» EXERCISE:
In the copy, leave out the pictures and repeat all records exactly.

» EXCERPTED DATA:
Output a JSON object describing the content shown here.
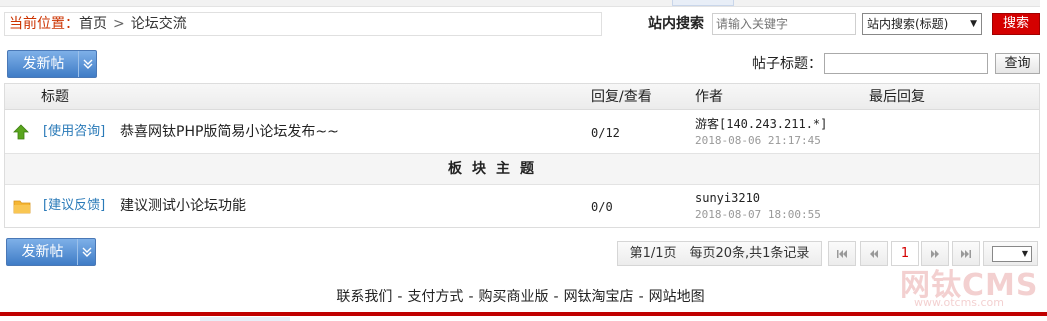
{
  "breadcrumb": {
    "label": "当前位置：",
    "home": "首页",
    "separator": ">",
    "current": "论坛交流"
  },
  "search": {
    "label": "站内搜索",
    "placeholder": "请输入关键字",
    "scope_selected": "站内搜索(标题)",
    "button": "搜索"
  },
  "new_post_button": "发新帖",
  "title_filter": {
    "label": "帖子标题：",
    "value": "",
    "button": "查询"
  },
  "table": {
    "columns": [
      "标题",
      "回复/查看",
      "作者",
      "最后回复"
    ],
    "top_posts": [
      {
        "icon": "arrow-up-icon",
        "category": "[使用咨询]",
        "title": "恭喜网钛PHP版简易小论坛发布~~",
        "replies_views": "0/12",
        "author": "游客[140.243.211.*]",
        "time": "2018-08-06 21:17:45"
      }
    ],
    "section_header": "板块主题",
    "posts": [
      {
        "icon": "folder-icon",
        "category": "[建议反馈]",
        "title": "建议测试小论坛功能",
        "replies_views": "0/0",
        "author": "sunyi3210",
        "time": "2018-08-07 18:00:55"
      }
    ]
  },
  "pagination": {
    "info": "第1/1页　每页20条,共1条记录",
    "current_page": "1",
    "first": "⏮",
    "prev": "◀◀",
    "next": "▶▶",
    "last": "⏭",
    "select_value": "▼"
  },
  "footer": {
    "links": [
      "联系我们",
      "支付方式",
      "购买商业版",
      "网钛淘宝店",
      "网站地图"
    ],
    "separator": "-"
  },
  "watermark": {
    "brand": "网钛CMS",
    "url": "www.otcms.com"
  },
  "colors": {
    "accent_red": "#d40000",
    "button_blue": "#3f7cc6",
    "category_blue": "#2a7ab8"
  }
}
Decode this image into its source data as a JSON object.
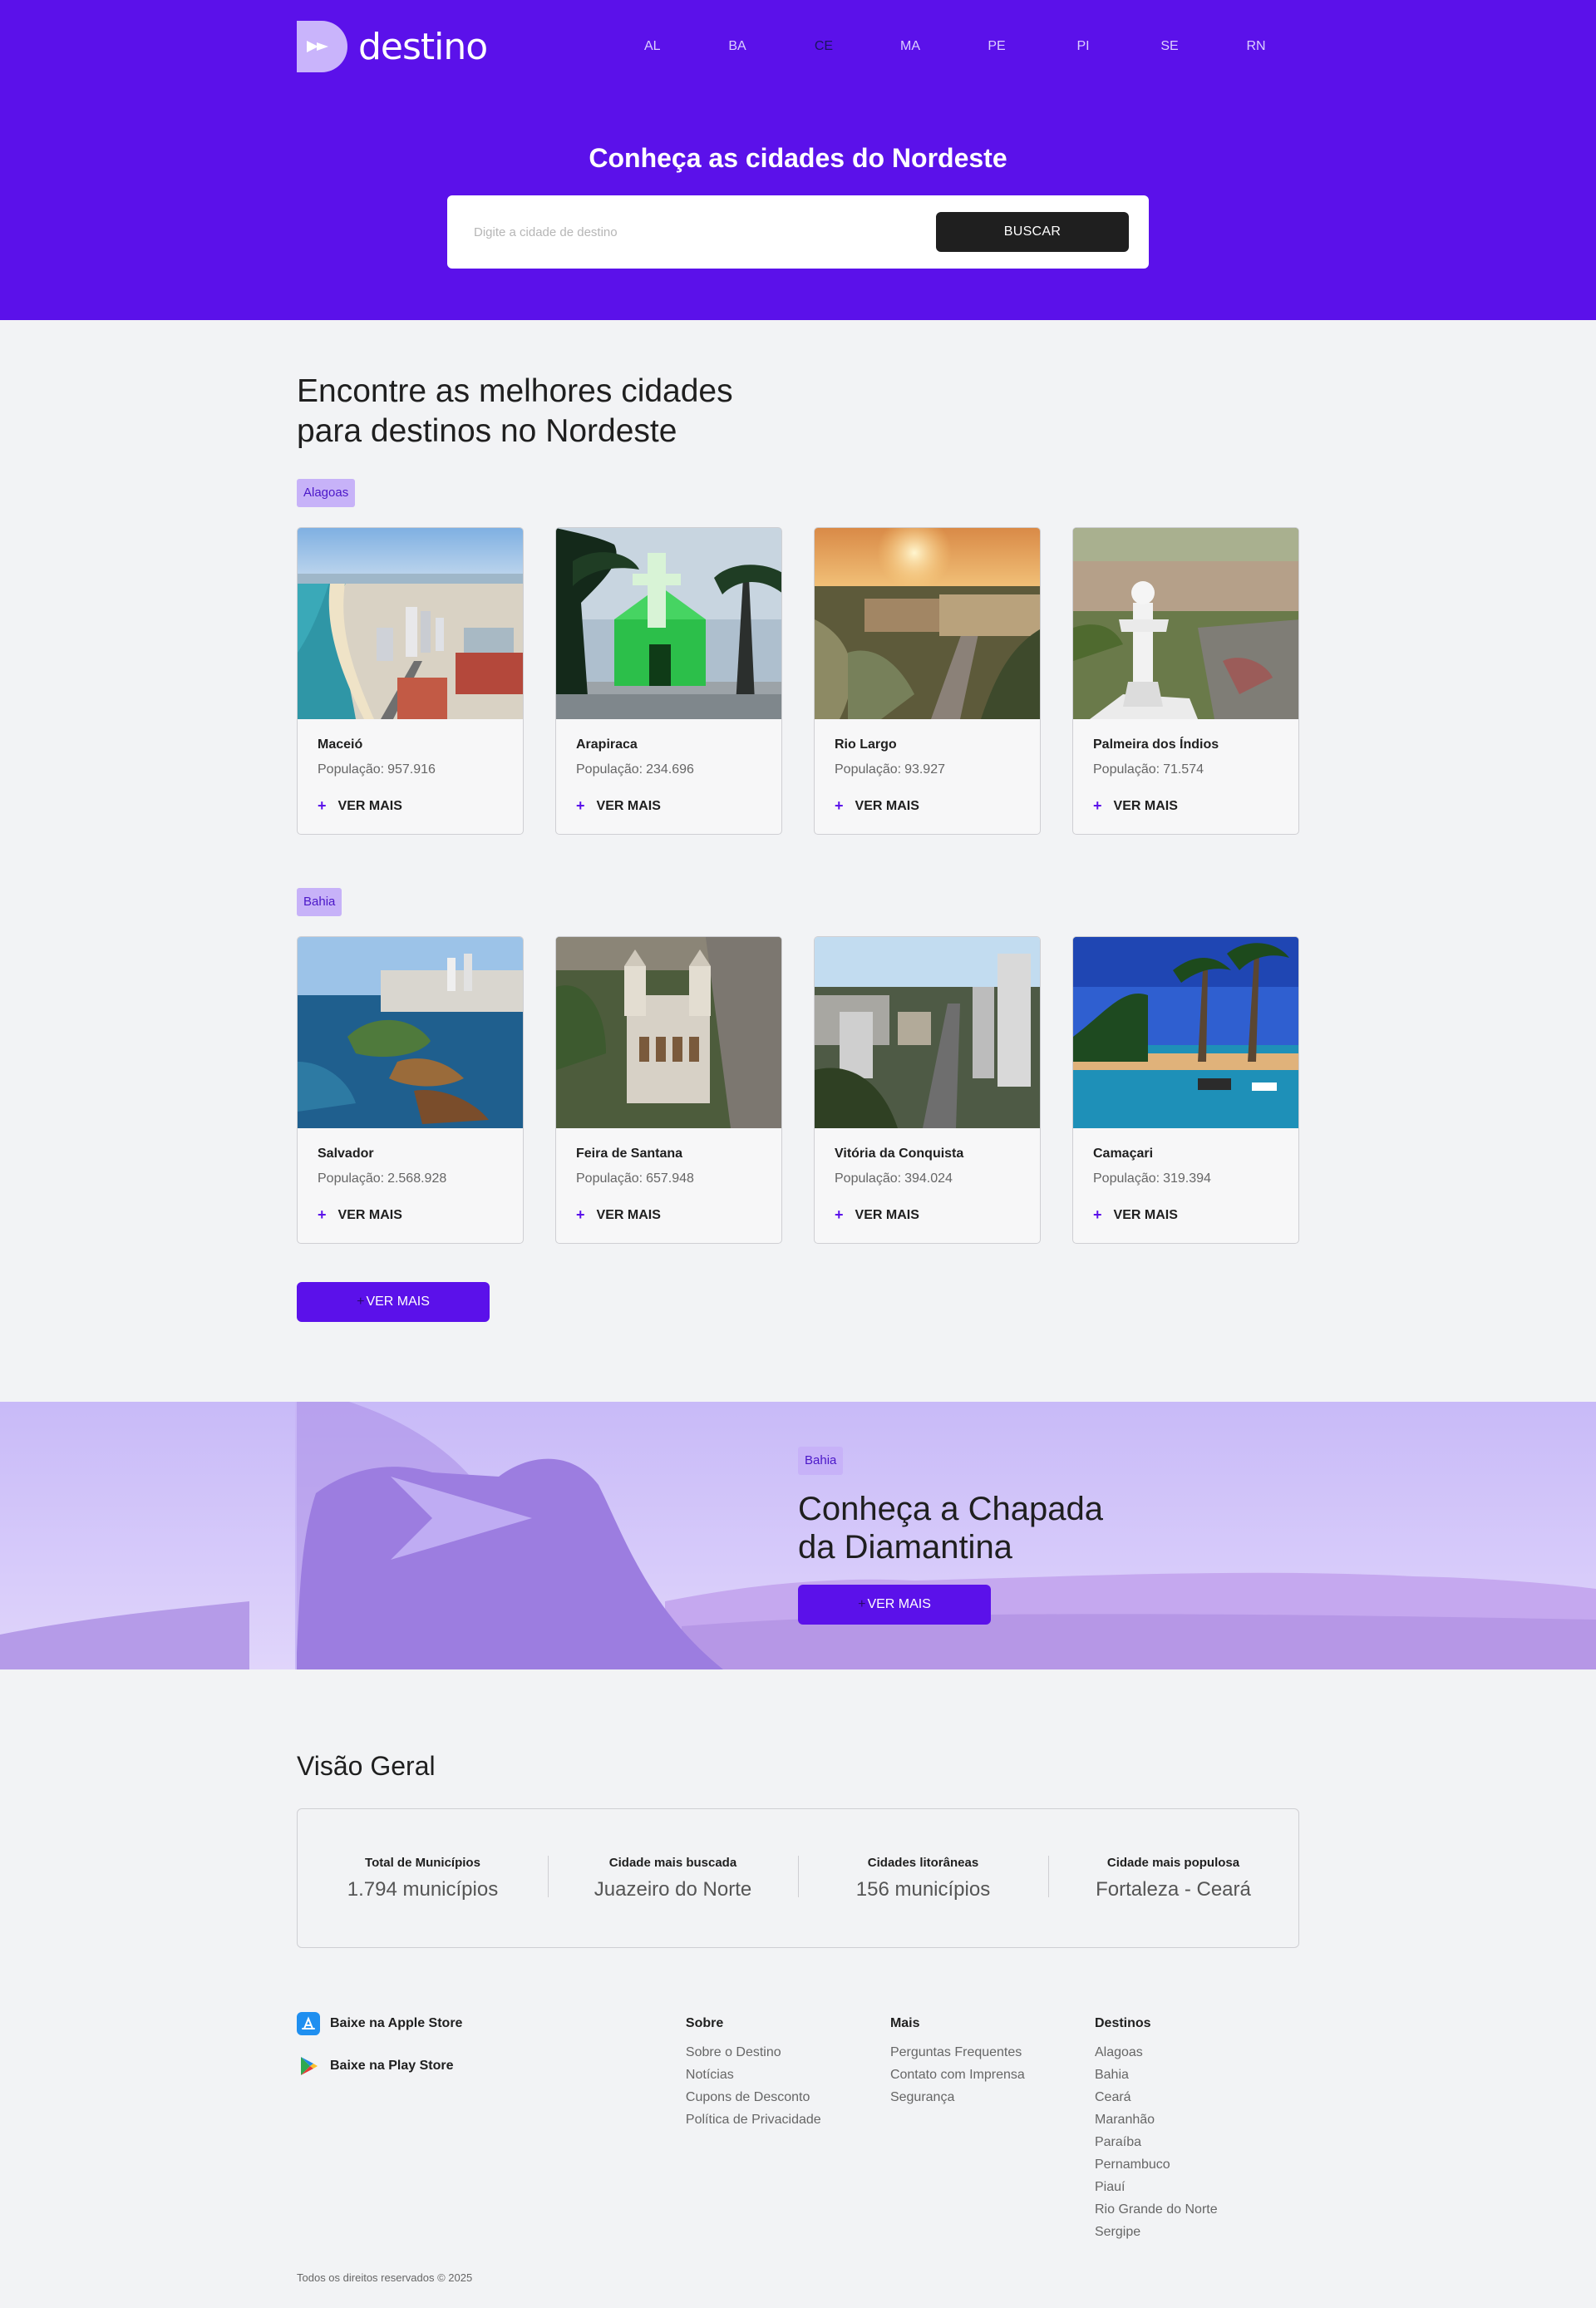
{
  "brand": {
    "name": "destino"
  },
  "nav": {
    "items": [
      "AL",
      "BA",
      "CE",
      "MA",
      "PE",
      "PI",
      "SE",
      "RN"
    ],
    "active": "CE"
  },
  "hero": {
    "title": "Conheça as cidades do Nordeste",
    "search_placeholder": "Digite a cidade de destino",
    "search_button": "BUSCAR"
  },
  "main": {
    "title_line1": "Encontre as melhores cidades",
    "title_line2": "para destinos no Nordeste",
    "see_more": "VER MAIS",
    "groups": [
      {
        "state": "Alagoas",
        "cities": [
          {
            "name": "Maceió",
            "pop_label": "População:",
            "pop": "957.916",
            "more": "VER MAIS"
          },
          {
            "name": "Arapiraca",
            "pop_label": "População:",
            "pop": "234.696",
            "more": "VER MAIS"
          },
          {
            "name": "Rio Largo",
            "pop_label": "População:",
            "pop": "93.927",
            "more": "VER MAIS"
          },
          {
            "name": "Palmeira dos Índios",
            "pop_label": "População:",
            "pop": "71.574",
            "more": "VER MAIS"
          }
        ]
      },
      {
        "state": "Bahia",
        "cities": [
          {
            "name": "Salvador",
            "pop_label": "População:",
            "pop": "2.568.928",
            "more": "VER MAIS"
          },
          {
            "name": "Feira de Santana",
            "pop_label": "População:",
            "pop": "657.948",
            "more": "VER MAIS"
          },
          {
            "name": "Vitória da Conquista",
            "pop_label": "População:",
            "pop": "394.024",
            "more": "VER MAIS"
          },
          {
            "name": "Camaçari",
            "pop_label": "População:",
            "pop": "319.394",
            "more": "VER MAIS"
          }
        ]
      }
    ]
  },
  "banner": {
    "tag": "Bahia",
    "title_line1": "Conheça a Chapada",
    "title_line2": "da Diamantina",
    "button": "VER MAIS"
  },
  "overview": {
    "title": "Visão Geral",
    "items": [
      {
        "label": "Total de Municípios",
        "value": "1.794 municípios"
      },
      {
        "label": "Cidade mais buscada",
        "value": "Juazeiro do Norte"
      },
      {
        "label": "Cidades litorâneas",
        "value": "156 municípios"
      },
      {
        "label": "Cidade mais populosa",
        "value": "Fortaleza - Ceará"
      }
    ]
  },
  "footer": {
    "apple": "Baixe na Apple Store",
    "play": "Baixe na Play Store",
    "columns": [
      {
        "title": "Sobre",
        "links": [
          "Sobre o Destino",
          "Notícias",
          "Cupons de Desconto",
          "Política de Privacidade"
        ]
      },
      {
        "title": "Mais",
        "links": [
          "Perguntas Frequentes",
          "Contato com Imprensa",
          "Segurança"
        ]
      },
      {
        "title": "Destinos",
        "links": [
          "Alagoas",
          "Bahia",
          "Ceará",
          "Maranhão",
          "Paraíba",
          "Pernambuco",
          "Piauí",
          "Rio Grande do Norte",
          "Sergipe"
        ]
      }
    ],
    "copyright": "Todos os direitos reservados © 2025"
  },
  "colors": {
    "primary": "#5b11ea",
    "dark": "#1f1f1f",
    "tag_bg": "#c7b2f8",
    "page_bg": "#f2f3f5"
  }
}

» EXERCISE RESULT:
Output a JSON object describing the content shown here.
{
  "breadcrumb": {
    "label": "当前位置：",
    "home": "首页",
    "separator": ">",
    "current": "论坛交流"
  },
  "search": {
    "label": "站内搜索",
    "placeholder": "请输入关键字",
    "scope_selected": "站内搜索(标题)",
    "button": "搜索"
  },
  "new_post_button": "发新帖",
  "title_filter": {
    "label": "帖子标题：",
    "value": "",
    "button": "查询"
  },
  "table": {
    "columns": [
      "标题",
      "回复/查看",
      "作者",
      "最后回复"
    ],
    "top_posts": [
      {
        "icon": "arrow-up-icon",
        "category": "[使用咨询]",
        "title": "恭喜网钛PHP版简易小论坛发布~~",
        "replies_views": "0/12",
        "author": "游客[140.243.211.*]",
        "time": "2018-08-06 21:17:45"
      }
    ],
    "section_header": "板块主题",
    "posts": [
      {
        "icon": "folder-icon",
        "category": "[建议反馈]",
        "title": "建议测试小论坛功能",
        "replies_views": "0/0",
        "author": "sunyi3210",
        "time": "2018-08-07 18:00:55"
      }
    ]
  },
  "pagination": {
    "info": "第1/1页　每页20条,共1条记录",
    "current_page": "1",
    "first": "⏮",
    "prev": "◀◀",
    "next": "▶▶",
    "last": "⏭",
    "select_value": "▼"
  },
  "footer": {
    "links": [
      "联系我们",
      "支付方式",
      "购买商业版",
      "网钛淘宝店",
      "网站地图"
    ],
    "separator": "-"
  },
  "watermark": {
    "brand": "网钛CMS",
    "url": "www.otcms.com"
  },
  "colors": {
    "accent_red": "#d40000",
    "button_blue": "#3f7cc6",
    "category_blue": "#2a7ab8"
  }
}
Decode this image into its source data as a JSON object.
{
  "brand": {
    "name": "destino"
  },
  "nav": {
    "items": [
      "AL",
      "BA",
      "CE",
      "MA",
      "PE",
      "PI",
      "SE",
      "RN"
    ],
    "active": "CE"
  },
  "hero": {
    "title": "Conheça as cidades do Nordeste",
    "search_placeholder": "Digite a cidade de destino",
    "search_button": "BUSCAR"
  },
  "main": {
    "title_line1": "Encontre as melhores cidades",
    "title_line2": "para destinos no Nordeste",
    "see_more": "VER MAIS",
    "groups": [
      {
        "state": "Alagoas",
        "cities": [
          {
            "name": "Maceió",
            "pop_label": "População:",
            "pop": "957.916",
            "more": "VER MAIS"
          },
          {
            "name": "Arapiraca",
            "pop_label": "População:",
            "pop": "234.696",
            "more": "VER MAIS"
          },
          {
            "name": "Rio Largo",
            "pop_label": "População:",
            "pop": "93.927",
            "more": "VER MAIS"
          },
          {
            "name": "Palmeira dos Índios",
            "pop_label": "População:",
            "pop": "71.574",
            "more": "VER MAIS"
          }
        ]
      },
      {
        "state": "Bahia",
        "cities": [
          {
            "name": "Salvador",
            "pop_label": "População:",
            "pop": "2.568.928",
            "more": "VER MAIS"
          },
          {
            "name": "Feira de Santana",
            "pop_label": "População:",
            "pop": "657.948",
            "more": "VER MAIS"
          },
          {
            "name": "Vitória da Conquista",
            "pop_label": "População:",
            "pop": "394.024",
            "more": "VER MAIS"
          },
          {
            "name": "Camaçari",
            "pop_label": "População:",
            "pop": "319.394",
            "more": "VER MAIS"
          }
        ]
      }
    ]
  },
  "banner": {
    "tag": "Bahia",
    "title_line1": "Conheça a Chapada",
    "title_line2": "da Diamantina",
    "button": "VER MAIS"
  },
  "overview": {
    "title": "Visão Geral",
    "items": [
      {
        "label": "Total de Municípios",
        "value": "1.794 municípios"
      },
      {
        "label": "Cidade mais buscada",
        "value": "Juazeiro do Norte"
      },
      {
        "label": "Cidades litorâneas",
        "value": "156 municípios"
      },
      {
        "label": "Cidade mais populosa",
        "value": "Fortaleza - Ceará"
      }
    ]
  },
  "footer": {
    "apple": "Baixe na Apple Store",
    "play": "Baixe na Play Store",
    "columns": [
      {
        "title": "Sobre",
        "links": [
          "Sobre o Destino",
          "Notícias",
          "Cupons de Desconto",
          "Política de Privacidade"
        ]
      },
      {
        "title": "Mais",
        "links": [
          "Perguntas Frequentes",
          "Contato com Imprensa",
          "Segurança"
        ]
      },
      {
        "title": "Destinos",
        "links": [
          "Alagoas",
          "Bahia",
          "Ceará",
          "Maranhão",
          "Paraíba",
          "Pernambuco",
          "Piauí",
          "Rio Grande do Norte",
          "Sergipe"
        ]
      }
    ],
    "copyright": "Todos os direitos reservados © 2025"
  },
  "colors": {
    "primary": "#5b11ea",
    "dark": "#1f1f1f",
    "tag_bg": "#c7b2f8",
    "page_bg": "#f2f3f5"
  }
}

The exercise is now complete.